The two leaders met in Beijing to strengthen their strategic partnership amid increased tensions with the West over the Ukrainian crisis.
Russian President Vladimir Putin has hailed his country's close ties with China, in a meeting with Chinese counterpart Xi Jinping ahead of the opening of the Winter Olympic Games in Beijing.
The two leaders met on Friday in the Chinese capital as their countries seek to deepen relations amid growing tensions with the West over the Ukraine crisis.
Moscow's ties with Beijing are "developing progressively along the path of friendship and strategic partnership", Putin said in televised remarks at the start of their meeting.
"They are of a truly unprecedented nature," the Russian leader said, describing relations as an "example of a dignified relationship".
He said ahead of the meeting that Moscow had prepared a new contract for the supply of 10 billion cubic metres of natural gas to China from Russia's Far East.
In the days leading up to the trip, a Kremlin aide said the two leaders also would sign a document that reflected their "common views" on security and other issues.
Later in the day, Putin will take part in the opening ceremony of the Olympic Games.
READ MORE: Kremlin: China will back Russia on security concerns over Ukraine
Article by Vladimir Putin "Russia and China: A Future-Oriented Strategic Partnership" has been published https://t.co/4SKnkGBGcr— President of Russia (@KremlinRussia_E) February 3, 2022
Convergence on Ukraine
Both sides said they coordinated their positions on Ukraine during a meeting on Thursday between both countries' foreign ministers in Beijing.
China expressed "understanding and support" for Russia's position on security regarding Moscow's relationship with the United States and NATO, the statement said.
China called on the United States to respect Russia's "reasonable security concerns" over Ukraine.
Spiralling tensions with the West have bolstered ties between the world's largest nation and its most populous, and Putin was the first foreign leader to confirm his presence at Friday's opening ceremony.
Moscow is looking for support after its deployment of 100,000 troops near its border with Ukraine prompted Western nations to warn of an invasion and threaten "severe consequences" in response to any Russian attack.

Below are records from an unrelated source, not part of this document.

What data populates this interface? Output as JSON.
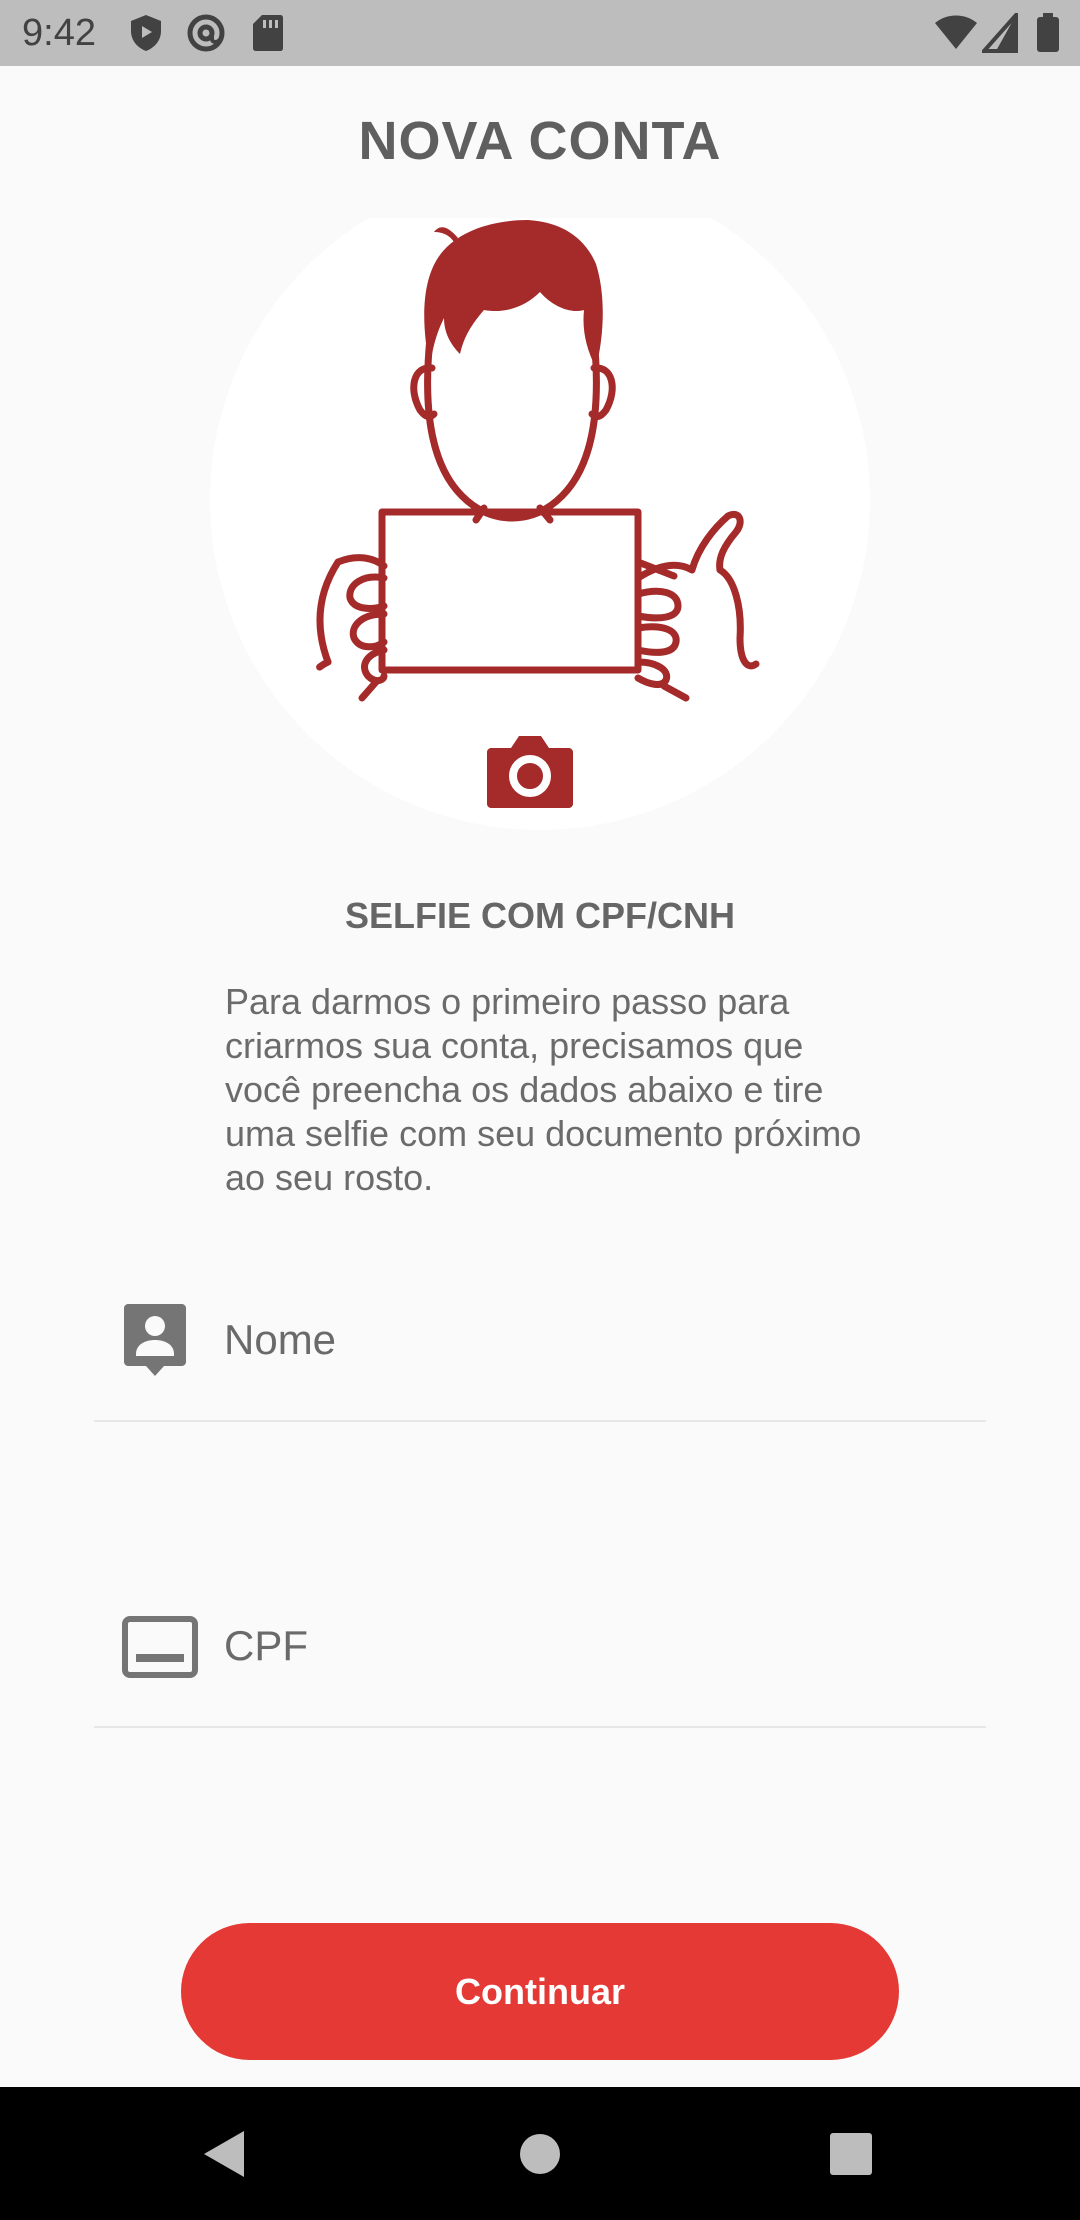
{
  "status_bar": {
    "time": "9:42",
    "icons": [
      "shield-icon",
      "at-icon",
      "sd-card-icon",
      "wifi-icon",
      "signal-icon",
      "battery-icon"
    ]
  },
  "header": {
    "title": "NOVA CONTA"
  },
  "illustration": {
    "subject": "person-holding-document-illustration",
    "camera_icon": "camera-icon",
    "accent_color": "#a52a2a"
  },
  "selfie": {
    "title": "SELFIE COM CPF/CNH",
    "description": "Para darmos o primeiro passo para criarmos sua conta, precisamos que você preencha os dados abaixo e tire uma selfie com seu documento próximo ao seu rosto."
  },
  "form": {
    "name_field": {
      "placeholder": "Nome",
      "value": "",
      "icon": "contact-icon"
    },
    "cpf_field": {
      "placeholder": "CPF",
      "value": "",
      "icon": "id-card-icon"
    }
  },
  "actions": {
    "continue_label": "Continuar",
    "button_color": "#e53935"
  },
  "nav_bar": {
    "icons": [
      "back-icon",
      "home-icon",
      "recents-icon"
    ]
  }
}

Two photos released by the Chinese Foreign Ministry showed both men doing elbow bumps while masked. Before Lavrov, Beijing has not received foreign political guests for almost two years as it tries to keep the country's capital free of Covid-19.
He is now readying to meet more than 20 leaders as Beijing kicks off a Winter Olympics it hopes will be a soft-power triumph and shift focus away from a build-up blighted by a diplomatic boycott and Covid fears.
READ MORE: How China is approaching the Ukraine crisis